Find the word "house" in the records and copy every line where it occurs.
^^^^^^^^
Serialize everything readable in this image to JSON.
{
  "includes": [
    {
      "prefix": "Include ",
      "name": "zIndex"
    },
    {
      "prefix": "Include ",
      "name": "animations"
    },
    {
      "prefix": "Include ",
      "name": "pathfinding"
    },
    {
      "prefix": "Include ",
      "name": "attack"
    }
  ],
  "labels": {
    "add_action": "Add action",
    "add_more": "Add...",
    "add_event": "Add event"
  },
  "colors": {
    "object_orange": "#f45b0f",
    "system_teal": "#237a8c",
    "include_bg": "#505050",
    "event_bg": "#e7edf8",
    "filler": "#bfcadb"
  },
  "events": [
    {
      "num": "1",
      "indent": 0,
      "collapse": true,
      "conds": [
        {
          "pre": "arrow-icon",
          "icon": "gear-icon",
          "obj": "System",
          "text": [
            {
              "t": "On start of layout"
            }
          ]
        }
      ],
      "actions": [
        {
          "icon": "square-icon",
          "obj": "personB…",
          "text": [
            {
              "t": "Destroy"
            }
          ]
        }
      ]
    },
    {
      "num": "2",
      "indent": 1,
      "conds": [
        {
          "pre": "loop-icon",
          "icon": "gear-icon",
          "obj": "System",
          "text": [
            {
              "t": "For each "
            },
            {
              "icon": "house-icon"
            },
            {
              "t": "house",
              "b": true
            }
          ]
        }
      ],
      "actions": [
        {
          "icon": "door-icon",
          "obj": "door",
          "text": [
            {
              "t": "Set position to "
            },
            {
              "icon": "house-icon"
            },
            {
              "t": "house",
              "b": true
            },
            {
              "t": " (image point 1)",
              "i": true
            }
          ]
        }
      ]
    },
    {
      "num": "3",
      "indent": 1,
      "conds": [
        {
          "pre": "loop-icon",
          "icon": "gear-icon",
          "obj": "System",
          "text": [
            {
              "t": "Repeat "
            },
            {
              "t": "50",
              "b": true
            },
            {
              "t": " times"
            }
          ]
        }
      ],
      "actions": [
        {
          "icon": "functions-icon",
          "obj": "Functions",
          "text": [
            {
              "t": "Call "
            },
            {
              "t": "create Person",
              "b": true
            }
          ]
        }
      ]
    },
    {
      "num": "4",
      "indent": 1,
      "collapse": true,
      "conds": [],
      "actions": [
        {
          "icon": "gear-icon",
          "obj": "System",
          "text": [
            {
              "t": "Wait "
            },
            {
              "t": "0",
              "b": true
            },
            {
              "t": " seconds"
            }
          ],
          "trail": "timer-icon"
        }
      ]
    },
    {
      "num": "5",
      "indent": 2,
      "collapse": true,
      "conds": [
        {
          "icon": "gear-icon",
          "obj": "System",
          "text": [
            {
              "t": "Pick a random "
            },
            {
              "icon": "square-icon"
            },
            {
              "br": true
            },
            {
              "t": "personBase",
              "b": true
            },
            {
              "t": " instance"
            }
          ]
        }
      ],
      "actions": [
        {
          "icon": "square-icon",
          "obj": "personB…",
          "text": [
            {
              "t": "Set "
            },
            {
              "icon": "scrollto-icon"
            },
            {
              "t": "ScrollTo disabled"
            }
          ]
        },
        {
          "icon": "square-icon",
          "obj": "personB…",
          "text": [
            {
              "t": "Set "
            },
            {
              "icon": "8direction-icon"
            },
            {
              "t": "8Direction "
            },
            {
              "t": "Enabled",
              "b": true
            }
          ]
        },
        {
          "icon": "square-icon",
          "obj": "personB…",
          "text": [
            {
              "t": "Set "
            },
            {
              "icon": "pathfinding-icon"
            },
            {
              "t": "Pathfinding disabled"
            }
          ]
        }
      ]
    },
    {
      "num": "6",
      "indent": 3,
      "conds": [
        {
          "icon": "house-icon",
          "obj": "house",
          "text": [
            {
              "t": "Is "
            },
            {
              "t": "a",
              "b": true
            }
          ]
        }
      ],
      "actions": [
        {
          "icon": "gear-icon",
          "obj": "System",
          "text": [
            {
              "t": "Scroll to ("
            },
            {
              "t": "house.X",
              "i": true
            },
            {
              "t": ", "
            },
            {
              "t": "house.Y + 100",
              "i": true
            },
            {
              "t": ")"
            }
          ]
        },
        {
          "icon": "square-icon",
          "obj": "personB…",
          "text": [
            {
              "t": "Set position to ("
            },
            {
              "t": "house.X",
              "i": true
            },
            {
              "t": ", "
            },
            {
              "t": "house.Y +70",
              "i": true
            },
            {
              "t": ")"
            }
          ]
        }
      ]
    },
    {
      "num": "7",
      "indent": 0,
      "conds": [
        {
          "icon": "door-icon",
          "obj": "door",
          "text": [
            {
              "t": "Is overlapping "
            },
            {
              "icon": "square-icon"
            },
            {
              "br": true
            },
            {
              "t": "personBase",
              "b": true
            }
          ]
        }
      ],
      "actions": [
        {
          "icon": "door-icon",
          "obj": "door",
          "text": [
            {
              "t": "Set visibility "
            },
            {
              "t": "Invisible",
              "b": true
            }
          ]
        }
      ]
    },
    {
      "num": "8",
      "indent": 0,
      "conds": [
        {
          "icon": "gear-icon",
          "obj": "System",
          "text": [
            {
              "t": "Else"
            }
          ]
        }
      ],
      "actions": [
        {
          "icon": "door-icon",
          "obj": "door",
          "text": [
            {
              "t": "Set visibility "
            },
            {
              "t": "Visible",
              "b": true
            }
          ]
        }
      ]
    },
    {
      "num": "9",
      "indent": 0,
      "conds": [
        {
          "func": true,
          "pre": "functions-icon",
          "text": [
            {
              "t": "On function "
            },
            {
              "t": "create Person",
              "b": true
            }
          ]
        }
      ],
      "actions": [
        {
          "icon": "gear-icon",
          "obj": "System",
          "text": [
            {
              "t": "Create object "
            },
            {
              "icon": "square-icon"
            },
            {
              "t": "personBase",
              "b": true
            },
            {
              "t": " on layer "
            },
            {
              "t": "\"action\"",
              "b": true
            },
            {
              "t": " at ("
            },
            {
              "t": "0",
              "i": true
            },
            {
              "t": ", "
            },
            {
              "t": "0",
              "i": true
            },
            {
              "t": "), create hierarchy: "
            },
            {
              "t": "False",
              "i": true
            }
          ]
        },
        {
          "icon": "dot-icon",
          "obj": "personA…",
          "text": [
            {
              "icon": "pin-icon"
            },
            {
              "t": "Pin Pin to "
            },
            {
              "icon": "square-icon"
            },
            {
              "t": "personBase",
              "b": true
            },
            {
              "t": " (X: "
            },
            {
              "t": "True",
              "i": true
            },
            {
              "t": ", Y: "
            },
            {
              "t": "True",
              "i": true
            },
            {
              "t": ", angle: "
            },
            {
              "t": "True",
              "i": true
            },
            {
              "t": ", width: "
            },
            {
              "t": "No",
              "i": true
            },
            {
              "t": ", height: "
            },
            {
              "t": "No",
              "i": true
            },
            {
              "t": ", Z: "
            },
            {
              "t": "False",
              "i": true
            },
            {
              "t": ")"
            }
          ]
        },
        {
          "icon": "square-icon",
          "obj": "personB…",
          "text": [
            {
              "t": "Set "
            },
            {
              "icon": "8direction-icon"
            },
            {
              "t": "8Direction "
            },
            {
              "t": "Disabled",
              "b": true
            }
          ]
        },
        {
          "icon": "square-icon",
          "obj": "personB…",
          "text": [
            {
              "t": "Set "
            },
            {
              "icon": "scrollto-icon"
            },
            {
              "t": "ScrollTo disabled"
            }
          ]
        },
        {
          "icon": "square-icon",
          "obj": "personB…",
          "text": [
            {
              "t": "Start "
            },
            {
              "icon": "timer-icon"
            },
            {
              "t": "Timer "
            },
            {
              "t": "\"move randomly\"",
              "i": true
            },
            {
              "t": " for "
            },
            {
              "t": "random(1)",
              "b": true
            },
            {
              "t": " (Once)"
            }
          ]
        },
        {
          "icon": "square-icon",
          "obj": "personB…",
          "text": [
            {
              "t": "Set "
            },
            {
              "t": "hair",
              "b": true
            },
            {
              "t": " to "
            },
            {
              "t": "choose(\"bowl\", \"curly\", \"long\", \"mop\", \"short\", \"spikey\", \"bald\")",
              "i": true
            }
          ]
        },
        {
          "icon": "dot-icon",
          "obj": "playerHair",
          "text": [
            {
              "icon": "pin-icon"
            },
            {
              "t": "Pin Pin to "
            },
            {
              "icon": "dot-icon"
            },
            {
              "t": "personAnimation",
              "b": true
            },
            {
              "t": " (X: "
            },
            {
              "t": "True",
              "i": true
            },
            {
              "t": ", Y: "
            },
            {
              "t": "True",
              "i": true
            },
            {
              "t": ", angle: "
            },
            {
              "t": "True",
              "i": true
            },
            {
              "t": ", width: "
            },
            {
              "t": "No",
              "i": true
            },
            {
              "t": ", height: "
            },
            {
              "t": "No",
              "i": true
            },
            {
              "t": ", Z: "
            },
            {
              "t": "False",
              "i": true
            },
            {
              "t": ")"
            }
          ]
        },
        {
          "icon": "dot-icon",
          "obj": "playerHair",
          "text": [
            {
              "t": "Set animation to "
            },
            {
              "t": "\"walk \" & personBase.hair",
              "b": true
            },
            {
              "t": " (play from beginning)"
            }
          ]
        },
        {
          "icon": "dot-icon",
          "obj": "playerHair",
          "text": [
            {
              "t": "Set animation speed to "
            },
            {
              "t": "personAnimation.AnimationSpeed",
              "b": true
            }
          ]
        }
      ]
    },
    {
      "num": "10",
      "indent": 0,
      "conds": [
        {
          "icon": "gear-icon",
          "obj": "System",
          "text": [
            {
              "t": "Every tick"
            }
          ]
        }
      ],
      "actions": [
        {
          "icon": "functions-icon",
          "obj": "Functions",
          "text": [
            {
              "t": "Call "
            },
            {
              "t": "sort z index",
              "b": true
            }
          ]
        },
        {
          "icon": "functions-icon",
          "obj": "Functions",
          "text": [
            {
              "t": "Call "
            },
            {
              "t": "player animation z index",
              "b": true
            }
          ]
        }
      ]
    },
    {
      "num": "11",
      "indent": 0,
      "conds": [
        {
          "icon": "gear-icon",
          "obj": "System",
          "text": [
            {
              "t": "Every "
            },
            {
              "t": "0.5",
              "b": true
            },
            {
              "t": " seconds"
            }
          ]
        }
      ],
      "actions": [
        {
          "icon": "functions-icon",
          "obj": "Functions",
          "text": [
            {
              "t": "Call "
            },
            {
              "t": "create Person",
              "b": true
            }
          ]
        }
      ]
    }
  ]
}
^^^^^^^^
RESPONSE AREA:
              "icon": "house-icon"
              "t": "house",
              "icon": "house-icon"
              "t": "house",
          "icon": "house-icon",
          "obj": "house",
              "t": "house.X",
              "t": "house.Y + 100",
              "t": "house.X",
              "t": "house.Y +70",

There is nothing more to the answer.